That said, his choice in friends is a bit uneven. I take no issue with Marissa, the receptionist at his office (a job he promptly quits after the pilot episode.) She is the angel on his shoulder, providing the moral compass. It's his "best friend" Chuck Fishman that I have serious problems with. I don't remember him from the few times I watched the series and apparently he leaves after two seasons, but his presence, even after three episodes, is beyond grating. His function is clearly to be the foil to Gary, and in so doing, is everything Gary is not. I'm trying to think of adjectives that describe him, but I keep coming back to selfish. He's like a weasel - one that is completely and utterly harmless - but a weasel nonetheless. When it comes to the paper, he thinks of nothing but the potential ways to make money off of it, usually in the form of knowing the sports scores so that he can safely bet on them, the outcome completely secured. But what bothers me most about him is that he's basically a beta-male pretending to be an alpha, whereas Gary has a healthy mix of both. Nothing bothers me more than someone walking around pretending to be something they aren't and the overcompensation that Chuck does in the guy-ness department just makes me shake my head in complete exasperation.

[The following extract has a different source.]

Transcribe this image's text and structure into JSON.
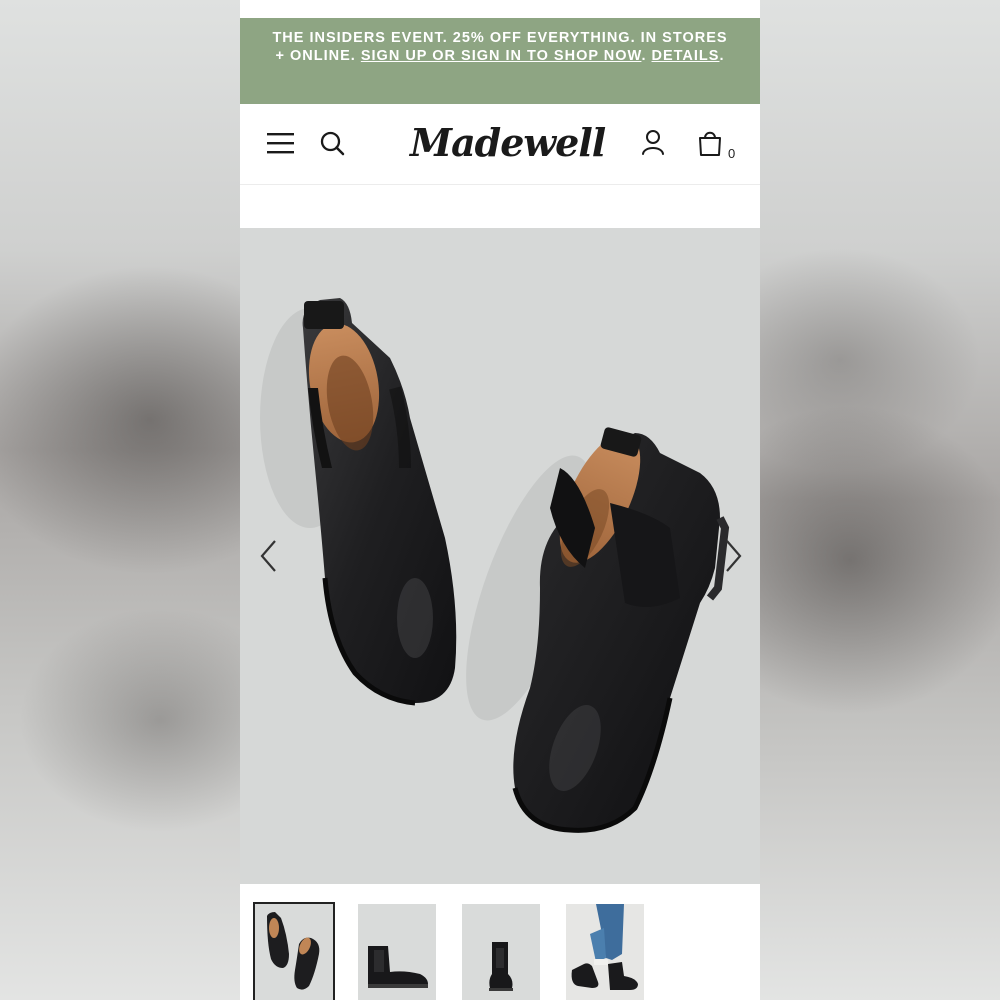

But no one's perfect. Gary does follow in the late 90s tradition of wearing approximately one pound of product in his hair.
An annoying character and excess hair product aside, I'm going to keep on going with this show. The stories are tightly written and almost always satisfying. And there's always a happy ending, which I am a sucker for, regardless of how cool or uncool that might be. One other bonus is the abundance of Chicago scenery. It just makes me want to go live in Chicago! New York City might be fun to visit, but Chicago is probably the only big urban area that I would actually consider living in.
But that's enough TV for now. I'm going to go read till it's time to go pick Anna up from school. Heidi's disappeared into her office and is back in writing mode.
Early Edition is available from Netflix. Sadly, only two of the four seasons are available.